The figures below show multiple regions of stability for atmospheric CO2 at different points in time (ka means thousands of years ago). Although the amount of global CO2 has varied widely over the last 20 Ma, there is always stability in the system, which is due to the network architecture of global climate (whether we would be happy at radically different levels of atmospheric CO2 has not been established).

We are able to indirectly perceive the hierarchical structure of the earth system, but cannot deduce the detailed structure of the hierarchical levels. To interpret these we look at what we do understand about the earth system. It appears that each level in the hierarchy is composed of interlocking networks. The network architecture is largely responsible for the stability of the system, by way of interacting feedbacks, both positive and negative.

Although this aspect of the science is young, there is much to suggest that the hierarchical structure is responsible for the interesting behaviour of complex systems. Hofstadter argued that improperly nested hierarchical structure may lead to evolution in the behaviour of complex systems (his argument related to the origination of conscious thought within natural and artifical brains).

The hierarchical structure lends itself to adaptibility--although the networking is a necessary part of this. High-level hierarchical changes lead to stunning reorganizations of complex systems--which the network architecture allows to happen without the system dissolving into chaos.

An unfettered economic system will naturally develop both networks and hierarchy--both of which are key to its healthy operations. Think of what Ford Motor Co. was like 60 years ago--or what Google was like (before we knew it was telling everything it knew about us to the bad guys).

The conflict today is not hierarchy vs. networks--the conflict is between an artificial hierarchy that has been superimposed on the economy by agents with political power--which is siphoning wealth and power from the system--and the natural hierarchical agents that have arisen through natural organizing processes.

Wednesday, July 2, 2014

The changing correlation between the S&P 500 and oil

Today we investigate the relationship between oil and the broad US market, using the S&P 500 index as a proxy.

A common thought is that the two functions are inversely correlated, with the US market in danger whenever oil rises too high.

The relationship has been a complex one over the past 11 years, but the correlation is positive most of the time.

In particular, we see from 2003 until late 2007, both oil and the market rose in tandem. The only time the two records show an inverse correlation was during the windup to the financial crisis--from late 2007 to July 2008.

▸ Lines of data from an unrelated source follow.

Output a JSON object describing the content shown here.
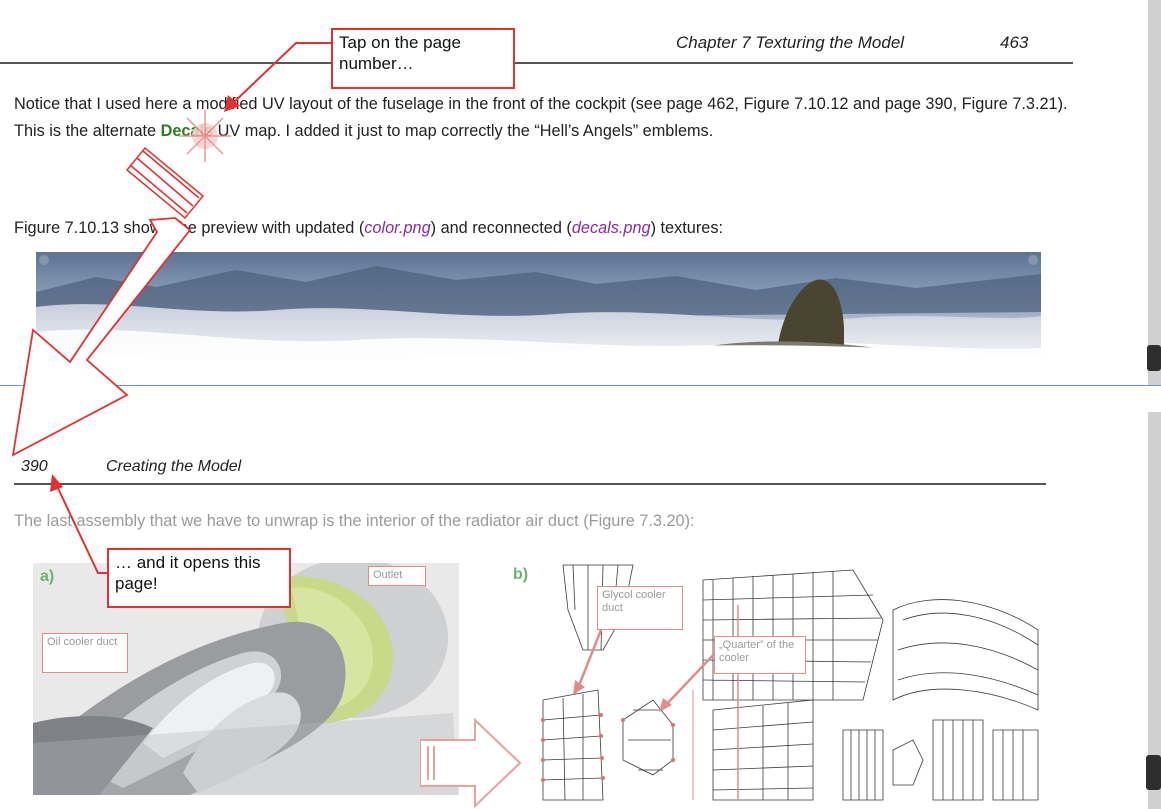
{
  "header_top": {
    "chapter": "Chapter 7 Texturing the Model",
    "page": "463"
  },
  "paragraph1": {
    "part1": "Notice that I used here a modified UV layout of the fuselage in the front of the cockpit (see page 462, Figure 7.10.12 and page 390, Figure 7.3.21). This is the alternate ",
    "decals": "Decals",
    "part2": " UV map. I added it just to map correctly the “Hell’s Angels” emblems."
  },
  "paragraph2": {
    "part1": "Figure 7.10.13 shows the preview with updated (",
    "color_file": "color.png",
    "part2": ") and reconnected (",
    "decals_file": "decals.png",
    "part3": ") textures:"
  },
  "header_bottom": {
    "page": "390",
    "title": "Creating the Model"
  },
  "paragraph3": "The last assembly that we have to unwrap is the interior of the radiator air duct (Figure 7.3.20):",
  "callouts": {
    "tap": "Tap on the page number…",
    "opens": "… and it opens this page!"
  },
  "figure": {
    "label_a": "a)",
    "label_b": "b)",
    "outlet": "Outlet",
    "oil_cooler": "Oil cooler duct",
    "glycol": "Glycol cooler duct",
    "quarter": "„Quarter” of the cooler"
  },
  "colors": {
    "accent_red": "#e53030",
    "decals_green": "#2e7d1f",
    "file_purple": "#8c2aa8",
    "divider_blue": "#6a97c9"
  }
}
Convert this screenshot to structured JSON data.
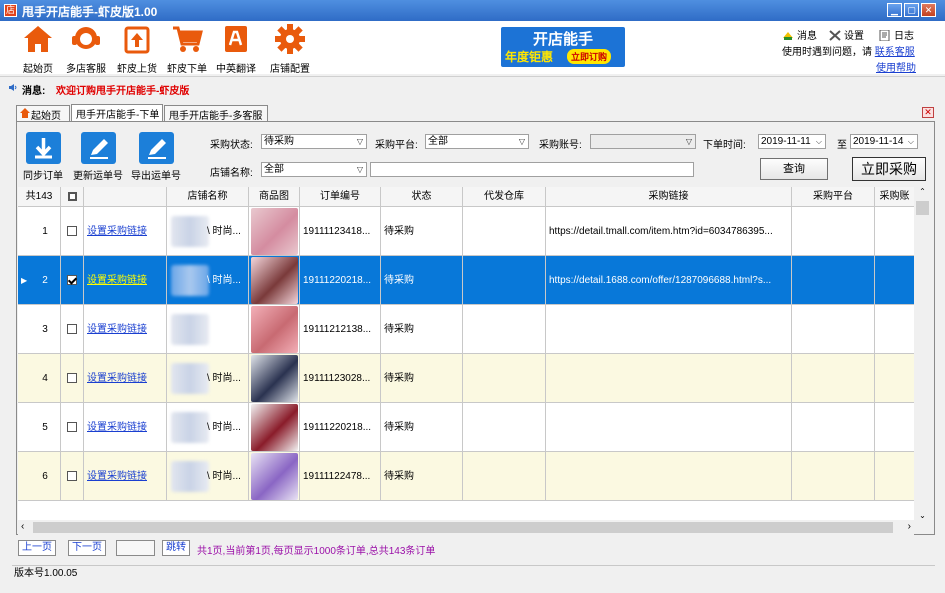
{
  "window": {
    "title": "甩手开店能手-虾皮版1.00",
    "app_icon": "shop-logo-icon"
  },
  "toolbar": [
    {
      "label": "起始页",
      "icon": "home-icon",
      "color": "#e95a0c"
    },
    {
      "label": "多店客服",
      "icon": "headset-icon",
      "color": "#e95a0c"
    },
    {
      "label": "虾皮上货",
      "icon": "upload-icon",
      "color": "#e95a0c"
    },
    {
      "label": "虾皮下单",
      "icon": "cart-icon",
      "color": "#e95a0c"
    },
    {
      "label": "中英翻译",
      "icon": "translate-icon",
      "color": "#e95a0c"
    },
    {
      "label": "店铺配置",
      "icon": "gear-icon",
      "color": "#e95a0c"
    }
  ],
  "banner": {
    "title": "开店能手",
    "promo": "年度钜惠",
    "cta": "立即订购"
  },
  "top_right": {
    "message": "消息",
    "settings": "设置",
    "log": "日志",
    "help_text": "使用时遇到问题，请",
    "contact": "联系客服",
    "help": "使用帮助"
  },
  "message_bar": {
    "label": "消息:",
    "text": "欢迎订购甩手开店能手-虾皮版"
  },
  "tabs": [
    {
      "label": "起始页",
      "active": false
    },
    {
      "label": "甩手开店能手-下单",
      "active": true
    },
    {
      "label": "甩手开店能手-多客服",
      "active": false
    }
  ],
  "actions": [
    {
      "label": "同步订单",
      "icon": "download-icon"
    },
    {
      "label": "更新运单号",
      "icon": "edit-icon"
    },
    {
      "label": "导出运单号",
      "icon": "edit-icon"
    }
  ],
  "filters": {
    "status_label": "采购状态:",
    "status_value": "待采购",
    "platform_label": "采购平台:",
    "platform_value": "全部",
    "account_label": "采购账号:",
    "account_value": "",
    "time_label": "下单时间:",
    "time_from": "2019-11-11",
    "time_to_label": "至",
    "time_to": "2019-11-14",
    "shop_label": "店铺名称:",
    "shop_value": "全部",
    "search_value": "",
    "query_button": "查询",
    "purchase_button": "立即采购"
  },
  "grid": {
    "count_label": "共143",
    "columns": [
      "店铺名称",
      "商品图",
      "订单编号",
      "状态",
      "代发仓库",
      "采购链接",
      "采购平台",
      "采购账"
    ],
    "rows": [
      {
        "no": "1",
        "checked": false,
        "link": "设置采购链接",
        "shop": "\\ 时尚...",
        "order": "19111123418...",
        "status": "待采购",
        "url": "https://detail.tmall.com/item.htm?id=6034786395...",
        "thumb": [
          "#e9c9cf",
          "#d48ca0"
        ]
      },
      {
        "no": "2",
        "checked": true,
        "link": "设置采购链接",
        "shop": "\\ 时尚...",
        "order": "19111220218...",
        "status": "待采购",
        "url": "https://detail.1688.com/offer/1287096688.html?s...",
        "thumb": [
          "#f4d6dc",
          "#7a3a3a"
        ]
      },
      {
        "no": "3",
        "checked": false,
        "link": "设置采购链接",
        "shop": "",
        "order": "19111212138...",
        "status": "待采购",
        "url": "",
        "thumb": [
          "#f3b0b8",
          "#c86a72"
        ]
      },
      {
        "no": "4",
        "checked": false,
        "link": "设置采购链接",
        "shop": "\\ 时尚...",
        "order": "19111123028...",
        "status": "待采购",
        "url": "",
        "thumb": [
          "#e0e4ea",
          "#2a3250"
        ]
      },
      {
        "no": "5",
        "checked": false,
        "link": "设置采购链接",
        "shop": "\\ 时尚...",
        "order": "19111220218...",
        "status": "待采购",
        "url": "",
        "thumb": [
          "#f2f2f2",
          "#8a1c2a"
        ]
      },
      {
        "no": "6",
        "checked": false,
        "link": "设置采购链接",
        "shop": "\\ 时尚...",
        "order": "19111122478...",
        "status": "待采购",
        "url": "",
        "thumb": [
          "#e9e3f4",
          "#8a66c4"
        ]
      }
    ]
  },
  "pager": {
    "prev": "上一页",
    "next": "下一页",
    "page_input": "",
    "jump": "跳转",
    "info": "共1页,当前第1页,每页显示1000条订单,总共143条订单"
  },
  "status_bar": {
    "version": "版本号1.00.05"
  }
}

The collapse in both market index and oil price through the second half of 2008 shows up quite clearly. The two prices rise in tandem from early 2009 to the end of 2012.

It doesn't seem logical that the S&P should be positively correlated to oil prices--so it is more likely that both records are correlated to the same thing--inflation. But what to make of the last 18 months, in which we see an almost vertical rise in the stock market without an increase in the oil price? Is an American renaissance in the works, powered by increased American oil production? Or is it due to the much rumoured mass purchase of securities by financial institutions, powered by monetary creation? Is it being done to prevent another period of negative correlation, which might foretell another economic crisis? Stay tuned . . .